Following the panel’s recommendation, designs for the accelerator were initiated by Lawrence Radiation Laboratory and completed in 1965. Next, the Atomic Energy Commission began its twenty-month-long search for a laboratory site to house the accelerator. The Atomic Energy Commission received 126 proposals suggesting almost 200 site locations in 46 different states. In 1966, the AEC selected 6,800 acres in Weston, Illinois, for the project.

It was suggested that a “truly national laboratory” would house the accelerator, later referred to as the Tevatron, to promote equal consideration of experiments and  access to its users based on scientific merit. These needs laid the foundation for the Universities Research Association and the creation of Fermi National Accelerator Laboratory.

Fermilab and the Tevatron
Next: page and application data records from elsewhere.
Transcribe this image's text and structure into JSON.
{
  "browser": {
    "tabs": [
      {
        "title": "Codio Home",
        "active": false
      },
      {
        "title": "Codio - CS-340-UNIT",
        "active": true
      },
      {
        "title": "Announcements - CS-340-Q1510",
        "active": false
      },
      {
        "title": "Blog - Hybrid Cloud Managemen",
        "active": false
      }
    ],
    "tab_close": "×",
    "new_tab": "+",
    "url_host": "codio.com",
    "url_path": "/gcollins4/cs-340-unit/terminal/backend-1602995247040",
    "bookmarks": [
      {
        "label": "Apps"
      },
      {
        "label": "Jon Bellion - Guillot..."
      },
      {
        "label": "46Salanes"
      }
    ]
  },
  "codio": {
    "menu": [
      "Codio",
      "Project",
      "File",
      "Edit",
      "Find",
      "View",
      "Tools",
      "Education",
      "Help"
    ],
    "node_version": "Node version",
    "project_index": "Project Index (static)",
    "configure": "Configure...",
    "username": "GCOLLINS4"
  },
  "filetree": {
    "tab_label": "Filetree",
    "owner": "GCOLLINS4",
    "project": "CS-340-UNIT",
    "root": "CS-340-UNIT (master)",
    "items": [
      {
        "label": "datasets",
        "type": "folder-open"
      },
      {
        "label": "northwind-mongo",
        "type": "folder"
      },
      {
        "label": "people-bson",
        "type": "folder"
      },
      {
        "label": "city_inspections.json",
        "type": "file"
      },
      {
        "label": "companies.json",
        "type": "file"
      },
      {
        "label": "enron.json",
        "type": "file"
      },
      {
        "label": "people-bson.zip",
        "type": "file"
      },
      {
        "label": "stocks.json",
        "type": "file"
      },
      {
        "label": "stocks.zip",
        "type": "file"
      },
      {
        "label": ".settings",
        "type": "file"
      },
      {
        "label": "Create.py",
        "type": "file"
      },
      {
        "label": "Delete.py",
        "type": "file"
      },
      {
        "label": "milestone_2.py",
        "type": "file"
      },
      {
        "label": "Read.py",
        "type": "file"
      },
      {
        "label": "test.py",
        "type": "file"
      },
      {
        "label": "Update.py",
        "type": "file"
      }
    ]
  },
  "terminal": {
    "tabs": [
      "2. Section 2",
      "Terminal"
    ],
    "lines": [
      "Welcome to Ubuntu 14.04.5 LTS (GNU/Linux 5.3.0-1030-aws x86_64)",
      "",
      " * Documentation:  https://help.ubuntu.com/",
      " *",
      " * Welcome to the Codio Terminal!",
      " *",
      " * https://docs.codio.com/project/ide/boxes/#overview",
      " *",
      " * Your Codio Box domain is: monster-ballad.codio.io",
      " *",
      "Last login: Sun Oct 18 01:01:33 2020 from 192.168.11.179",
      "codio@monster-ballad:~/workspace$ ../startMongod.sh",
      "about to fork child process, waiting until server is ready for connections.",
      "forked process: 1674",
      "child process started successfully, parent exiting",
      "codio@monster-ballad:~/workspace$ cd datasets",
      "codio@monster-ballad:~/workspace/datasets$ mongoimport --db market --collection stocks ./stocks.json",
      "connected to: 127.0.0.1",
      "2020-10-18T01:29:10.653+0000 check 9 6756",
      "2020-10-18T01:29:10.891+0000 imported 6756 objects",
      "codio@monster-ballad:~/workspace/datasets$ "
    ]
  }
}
Fermilab was home to the Tevatron which operated from 1983 until 2011. It was the first particle accelerator to reach energies up to 1TeV — hence its name— the Tevatron enabled the discovery of the Top Quark, the most massive of the Standard Model fermions. Since the shutdown of the Tevatron in 2011, experiments using particle beams produced in Fermilab’s accelerators continue to explore the fundamental nature of matter, energy, space, and time, and their relationships in the physical universe.

Fermilab and the Large Hadron Collider (LHC)

The next generation on the energy frontier began with the initiation of the Large Hadron Collider (LHC) at the CERN facility outside of Geneva, Switzerland, now the world’s high-energy accelerator for elementary particle physics research. Fermilab was a full partner in the construction of the LHC that announced the discovery of the long-sought Higgs Boson in 2012, which was previously hinted at in final Tevatron data. Today, the LHC Remote Operations Center at Fermilab keeps U.S. scientists and technicians closely connected to activities at the LHC and Fermilab continues to participate in the upgrade of the LHC’s capabilities. 

URA Today

Today, as a consortium of over 94 academic institutions across the United States, Japan, Canada, and Italy. URA aims to pair the academic expertise of its members with national laboratories to foster scientific innovation. For over 50 years, URA has operated in the national interest by generating a STEM talent pipeline to associated laboratories; promoting university-laboratory partnerships; and communicating the needs of academic institutions and laboratories to key science policymakers. URA’s partnering laboratories currently include Fermi National Accelerator Laboratory, Sandia National Laboratories, and Pierre Auger Observatory.